--The second consideration that changed my mind was the mountain of facts assembled by Alter in his book, which hit me like an avalanche when reading it. The case Alter assembles is so overwhelming as to leave any honest inquirer with no reasonable doubt that the New Testament makes statements about Jesus which are not only mutually contradictory but also demonstrably wrong – at least, as far as historians can tell. I now take a much more modest view of the Bible’s reliability in historical matters, and I’m quite happy to concede that on many occasions, the Evangelists “got it wrong.” I continue to believe in the Resurrection, for reasons that have more to do with the heart than the head.
--The third and final reason that led me to change my mind was Alter’s seemingly effortless ability to cut down arguments put forward by leading Christian apologists.
Torley's posting is very long. He provides the short and the long answer to his change of views. At the end of the short answer he says,

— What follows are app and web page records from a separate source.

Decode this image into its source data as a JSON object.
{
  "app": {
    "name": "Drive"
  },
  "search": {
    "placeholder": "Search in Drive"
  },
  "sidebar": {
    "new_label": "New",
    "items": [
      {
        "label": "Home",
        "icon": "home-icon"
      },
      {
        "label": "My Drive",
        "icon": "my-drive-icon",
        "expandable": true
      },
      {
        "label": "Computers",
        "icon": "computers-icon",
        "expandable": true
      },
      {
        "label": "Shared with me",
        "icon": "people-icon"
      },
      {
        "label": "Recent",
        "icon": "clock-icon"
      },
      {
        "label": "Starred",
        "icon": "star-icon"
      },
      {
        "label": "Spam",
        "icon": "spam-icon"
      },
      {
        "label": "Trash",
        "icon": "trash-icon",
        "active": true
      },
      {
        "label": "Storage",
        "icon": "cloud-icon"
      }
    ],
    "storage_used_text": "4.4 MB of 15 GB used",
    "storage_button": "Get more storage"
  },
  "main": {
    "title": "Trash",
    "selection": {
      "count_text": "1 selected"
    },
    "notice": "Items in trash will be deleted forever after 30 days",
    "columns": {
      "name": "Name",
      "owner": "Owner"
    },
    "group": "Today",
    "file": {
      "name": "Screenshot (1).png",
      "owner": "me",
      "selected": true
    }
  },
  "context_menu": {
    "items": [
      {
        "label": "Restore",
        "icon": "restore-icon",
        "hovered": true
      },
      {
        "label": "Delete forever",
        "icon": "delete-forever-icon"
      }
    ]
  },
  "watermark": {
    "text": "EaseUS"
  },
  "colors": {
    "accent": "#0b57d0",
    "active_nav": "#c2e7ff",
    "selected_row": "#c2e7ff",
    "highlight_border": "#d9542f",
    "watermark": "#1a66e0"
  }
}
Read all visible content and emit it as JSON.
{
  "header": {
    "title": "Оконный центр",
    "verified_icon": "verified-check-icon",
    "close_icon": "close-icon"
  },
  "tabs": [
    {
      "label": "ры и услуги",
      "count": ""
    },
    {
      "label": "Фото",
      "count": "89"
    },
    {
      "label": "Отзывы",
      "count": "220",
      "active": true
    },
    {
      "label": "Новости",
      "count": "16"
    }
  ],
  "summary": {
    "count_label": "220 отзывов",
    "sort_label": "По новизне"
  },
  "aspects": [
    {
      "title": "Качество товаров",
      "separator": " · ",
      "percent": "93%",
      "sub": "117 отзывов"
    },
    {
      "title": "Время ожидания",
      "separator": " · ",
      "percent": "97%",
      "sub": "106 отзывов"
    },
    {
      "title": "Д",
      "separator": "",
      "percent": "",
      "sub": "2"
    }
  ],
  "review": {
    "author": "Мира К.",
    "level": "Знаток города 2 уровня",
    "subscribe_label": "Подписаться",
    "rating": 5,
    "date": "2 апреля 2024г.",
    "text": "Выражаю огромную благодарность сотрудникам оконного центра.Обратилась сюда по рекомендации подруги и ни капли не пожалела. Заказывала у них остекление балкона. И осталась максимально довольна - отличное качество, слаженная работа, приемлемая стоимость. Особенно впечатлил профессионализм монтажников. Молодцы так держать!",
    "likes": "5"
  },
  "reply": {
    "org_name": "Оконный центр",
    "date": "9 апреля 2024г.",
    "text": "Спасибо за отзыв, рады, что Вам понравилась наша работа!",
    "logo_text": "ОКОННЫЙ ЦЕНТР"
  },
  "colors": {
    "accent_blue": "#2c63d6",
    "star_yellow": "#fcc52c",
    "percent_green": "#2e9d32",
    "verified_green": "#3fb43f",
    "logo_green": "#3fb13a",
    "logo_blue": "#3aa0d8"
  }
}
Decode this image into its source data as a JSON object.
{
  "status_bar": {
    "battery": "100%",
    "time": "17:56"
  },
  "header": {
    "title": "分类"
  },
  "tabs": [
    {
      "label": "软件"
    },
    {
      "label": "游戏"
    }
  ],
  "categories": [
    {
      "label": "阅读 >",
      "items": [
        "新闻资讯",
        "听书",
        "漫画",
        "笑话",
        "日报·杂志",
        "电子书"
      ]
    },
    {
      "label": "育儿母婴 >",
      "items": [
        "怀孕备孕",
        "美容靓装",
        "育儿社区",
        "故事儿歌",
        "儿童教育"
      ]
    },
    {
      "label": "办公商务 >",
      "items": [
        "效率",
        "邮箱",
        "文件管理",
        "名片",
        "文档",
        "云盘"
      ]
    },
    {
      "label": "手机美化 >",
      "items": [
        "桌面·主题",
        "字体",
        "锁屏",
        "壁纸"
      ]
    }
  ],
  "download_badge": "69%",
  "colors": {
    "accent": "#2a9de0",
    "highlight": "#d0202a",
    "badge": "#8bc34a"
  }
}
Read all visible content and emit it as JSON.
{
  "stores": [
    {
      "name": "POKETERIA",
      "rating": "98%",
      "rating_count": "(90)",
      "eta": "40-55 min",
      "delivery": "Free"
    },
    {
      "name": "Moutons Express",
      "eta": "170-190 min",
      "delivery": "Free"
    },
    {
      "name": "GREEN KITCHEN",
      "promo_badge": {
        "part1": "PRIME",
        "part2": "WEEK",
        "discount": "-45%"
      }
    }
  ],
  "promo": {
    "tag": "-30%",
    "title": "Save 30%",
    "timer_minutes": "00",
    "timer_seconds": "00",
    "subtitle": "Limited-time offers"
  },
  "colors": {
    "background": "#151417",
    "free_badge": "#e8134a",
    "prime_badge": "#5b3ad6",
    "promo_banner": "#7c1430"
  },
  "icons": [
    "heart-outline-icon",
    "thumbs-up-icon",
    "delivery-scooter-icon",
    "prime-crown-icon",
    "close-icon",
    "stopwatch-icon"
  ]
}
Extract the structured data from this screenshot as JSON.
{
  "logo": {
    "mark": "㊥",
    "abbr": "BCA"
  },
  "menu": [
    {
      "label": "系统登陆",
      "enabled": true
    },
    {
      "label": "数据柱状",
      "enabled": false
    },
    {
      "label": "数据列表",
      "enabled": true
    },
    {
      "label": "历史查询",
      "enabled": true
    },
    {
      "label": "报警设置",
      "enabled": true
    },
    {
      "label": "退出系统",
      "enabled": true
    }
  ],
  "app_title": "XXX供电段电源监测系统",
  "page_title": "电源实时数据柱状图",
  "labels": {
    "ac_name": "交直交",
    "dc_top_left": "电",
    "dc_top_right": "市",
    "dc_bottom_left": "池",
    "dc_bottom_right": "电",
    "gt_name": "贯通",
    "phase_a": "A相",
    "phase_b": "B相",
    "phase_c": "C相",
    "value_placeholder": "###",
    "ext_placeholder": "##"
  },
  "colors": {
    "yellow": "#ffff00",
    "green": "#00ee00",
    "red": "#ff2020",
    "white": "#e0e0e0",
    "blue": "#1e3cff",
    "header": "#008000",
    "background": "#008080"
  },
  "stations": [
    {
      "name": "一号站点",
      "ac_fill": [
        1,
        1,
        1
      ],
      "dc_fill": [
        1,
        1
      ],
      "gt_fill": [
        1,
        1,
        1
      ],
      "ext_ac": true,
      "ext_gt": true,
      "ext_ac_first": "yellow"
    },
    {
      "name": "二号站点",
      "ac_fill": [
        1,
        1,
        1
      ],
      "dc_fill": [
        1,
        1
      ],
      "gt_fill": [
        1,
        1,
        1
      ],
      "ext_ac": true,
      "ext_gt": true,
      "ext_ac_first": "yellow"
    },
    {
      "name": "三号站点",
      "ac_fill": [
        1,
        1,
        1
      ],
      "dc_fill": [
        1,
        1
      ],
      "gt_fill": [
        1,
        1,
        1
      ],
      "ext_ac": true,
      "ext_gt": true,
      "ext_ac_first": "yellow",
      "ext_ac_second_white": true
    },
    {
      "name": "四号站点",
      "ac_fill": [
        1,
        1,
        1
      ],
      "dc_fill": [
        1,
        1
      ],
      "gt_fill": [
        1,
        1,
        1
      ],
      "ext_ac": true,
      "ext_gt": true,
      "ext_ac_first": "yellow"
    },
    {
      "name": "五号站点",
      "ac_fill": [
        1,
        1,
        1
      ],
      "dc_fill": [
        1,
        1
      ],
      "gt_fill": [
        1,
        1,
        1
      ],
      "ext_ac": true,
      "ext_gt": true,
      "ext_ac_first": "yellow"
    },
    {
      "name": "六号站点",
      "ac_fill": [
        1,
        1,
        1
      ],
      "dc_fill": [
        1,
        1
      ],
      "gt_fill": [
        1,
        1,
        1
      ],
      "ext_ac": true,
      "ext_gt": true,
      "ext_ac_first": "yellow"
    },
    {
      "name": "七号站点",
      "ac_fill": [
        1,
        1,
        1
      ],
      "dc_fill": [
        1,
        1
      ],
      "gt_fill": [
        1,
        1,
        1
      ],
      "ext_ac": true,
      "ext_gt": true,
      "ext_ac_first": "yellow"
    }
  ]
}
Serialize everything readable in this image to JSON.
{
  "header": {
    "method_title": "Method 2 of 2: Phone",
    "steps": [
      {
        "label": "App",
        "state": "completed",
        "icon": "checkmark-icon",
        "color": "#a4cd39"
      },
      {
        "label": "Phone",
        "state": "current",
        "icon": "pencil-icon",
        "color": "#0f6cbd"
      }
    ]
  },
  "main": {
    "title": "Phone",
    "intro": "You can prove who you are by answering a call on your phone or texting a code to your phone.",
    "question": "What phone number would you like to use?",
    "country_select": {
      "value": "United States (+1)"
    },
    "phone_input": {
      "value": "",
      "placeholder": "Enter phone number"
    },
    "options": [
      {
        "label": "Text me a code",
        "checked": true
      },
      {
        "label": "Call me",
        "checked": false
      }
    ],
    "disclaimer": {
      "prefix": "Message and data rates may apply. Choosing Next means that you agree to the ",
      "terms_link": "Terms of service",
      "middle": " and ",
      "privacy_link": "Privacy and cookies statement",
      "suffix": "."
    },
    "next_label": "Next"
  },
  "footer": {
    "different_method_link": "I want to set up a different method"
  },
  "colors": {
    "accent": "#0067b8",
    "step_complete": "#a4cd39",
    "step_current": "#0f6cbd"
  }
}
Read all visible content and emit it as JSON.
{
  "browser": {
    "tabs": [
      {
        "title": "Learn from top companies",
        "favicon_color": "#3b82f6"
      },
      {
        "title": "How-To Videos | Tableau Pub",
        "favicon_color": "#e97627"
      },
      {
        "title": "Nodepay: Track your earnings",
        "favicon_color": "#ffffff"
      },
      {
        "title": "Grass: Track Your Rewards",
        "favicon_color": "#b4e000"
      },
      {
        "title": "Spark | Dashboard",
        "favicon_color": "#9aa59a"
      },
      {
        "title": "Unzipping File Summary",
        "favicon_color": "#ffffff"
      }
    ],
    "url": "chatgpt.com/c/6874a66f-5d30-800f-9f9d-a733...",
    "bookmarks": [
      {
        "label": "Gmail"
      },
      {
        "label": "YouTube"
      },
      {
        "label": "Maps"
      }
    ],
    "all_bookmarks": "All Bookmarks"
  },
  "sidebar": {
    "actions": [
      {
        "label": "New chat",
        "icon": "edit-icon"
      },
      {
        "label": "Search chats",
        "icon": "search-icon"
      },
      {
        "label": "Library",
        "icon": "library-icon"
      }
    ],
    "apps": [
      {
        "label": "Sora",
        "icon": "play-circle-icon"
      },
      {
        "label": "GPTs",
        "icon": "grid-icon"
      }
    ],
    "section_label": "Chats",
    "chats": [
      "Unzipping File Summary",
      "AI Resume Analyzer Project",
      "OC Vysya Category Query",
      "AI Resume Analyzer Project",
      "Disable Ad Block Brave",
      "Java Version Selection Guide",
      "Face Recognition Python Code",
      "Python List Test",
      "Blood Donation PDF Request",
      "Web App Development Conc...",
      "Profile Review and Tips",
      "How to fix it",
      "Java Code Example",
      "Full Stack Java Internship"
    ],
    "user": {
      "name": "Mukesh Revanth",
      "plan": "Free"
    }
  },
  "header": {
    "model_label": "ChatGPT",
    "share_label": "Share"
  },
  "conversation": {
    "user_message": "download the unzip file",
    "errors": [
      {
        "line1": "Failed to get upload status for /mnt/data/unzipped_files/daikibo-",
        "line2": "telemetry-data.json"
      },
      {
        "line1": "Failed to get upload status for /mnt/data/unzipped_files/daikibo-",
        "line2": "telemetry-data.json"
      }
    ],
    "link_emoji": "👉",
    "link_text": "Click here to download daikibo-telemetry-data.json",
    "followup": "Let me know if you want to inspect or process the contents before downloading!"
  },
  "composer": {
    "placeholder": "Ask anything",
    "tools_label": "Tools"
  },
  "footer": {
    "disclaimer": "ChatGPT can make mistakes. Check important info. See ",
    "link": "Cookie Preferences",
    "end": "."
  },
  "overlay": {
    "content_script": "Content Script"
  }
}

Alter’s work has accomplished something singular: it has convincingly rebutted the Christian Resurrection apologetic. Amazon reviewer Jerry Caine, an Evangelical Conservative Christian and a graduate of Talbot Theological Seminary, has nothing but praise for Alter’s book:

“This volume, in my opinion, is the new gold standard for the perspective that would seek to destroy Christianity by taking out the pivotal event of the resurrection of Jesus Christ. Apologists for the Christian faith [which I count myself as a member] MUST deal with his arguments as they are, hands down, the best of the best I have ever encountered. This book will easily appeal to skeptics of the Christian faith and it should appeal to just about every Bible school and Seminary of the country as a standard textbook for students in apologetic classes.”
This is all very interesting to me. Let me say Vincent Torley is more honest of a thinker than I had previously thought. But it's quite clear he is still clinging to his faith despite the greater weight of evidence. You see, if historians cannot determine what happened in history then what makes him think he can? See this. One might as well claim to be a psychic, not a historian.

Read his whole essay here.